╔══
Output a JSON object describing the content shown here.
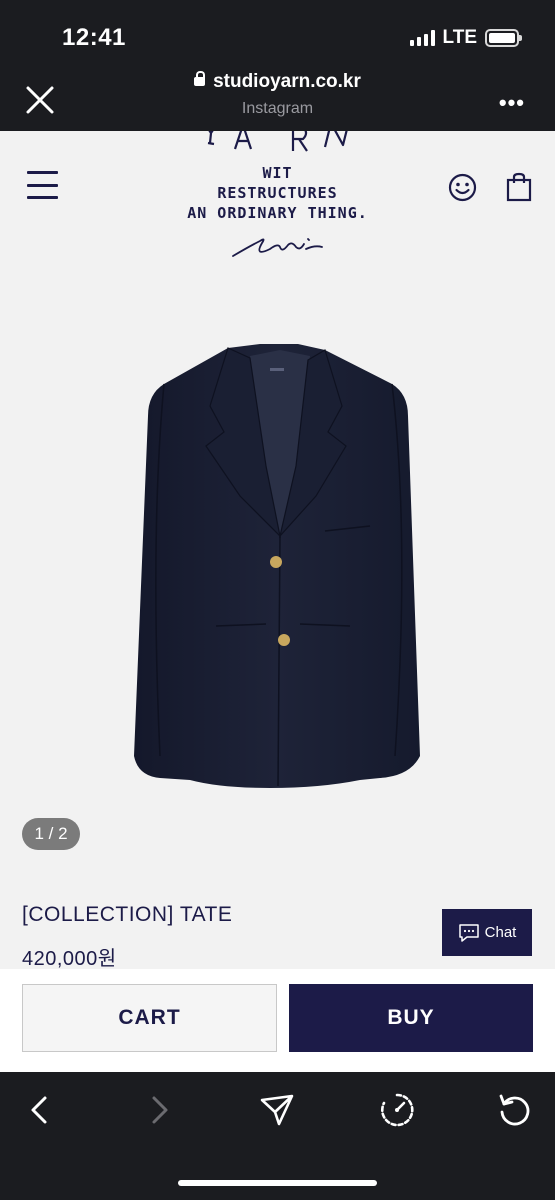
{
  "status_bar": {
    "time": "12:41",
    "network": "LTE"
  },
  "browser": {
    "url": "studioyarn.co.kr",
    "source": "Instagram"
  },
  "site": {
    "logo_text": "YARN",
    "tagline": [
      "WIT",
      "RESTRUCTURES",
      "AN ORDINARY THING."
    ]
  },
  "product": {
    "image_pager": "1 / 2",
    "title": "[COLLECTION] TATE",
    "price": "420,000원"
  },
  "chat": {
    "label": "Chat"
  },
  "actions": {
    "cart_label": "CART",
    "buy_label": "BUY"
  },
  "icons": {
    "close": "close-icon",
    "more": "more-icon",
    "menu": "hamburger-menu-icon",
    "account": "smiley-icon",
    "cart": "shopping-bag-icon",
    "chat": "chat-bubble-icon",
    "back": "chevron-left-icon",
    "forward": "chevron-right-icon",
    "share": "share-icon",
    "speed": "speedometer-icon",
    "reload": "reload-icon"
  },
  "colors": {
    "brand": "#1c1b48",
    "page_bg": "#f2f2f2",
    "chrome_bg": "#1b1c20"
  }
}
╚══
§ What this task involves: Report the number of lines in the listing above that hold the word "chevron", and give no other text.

§ Response box: 2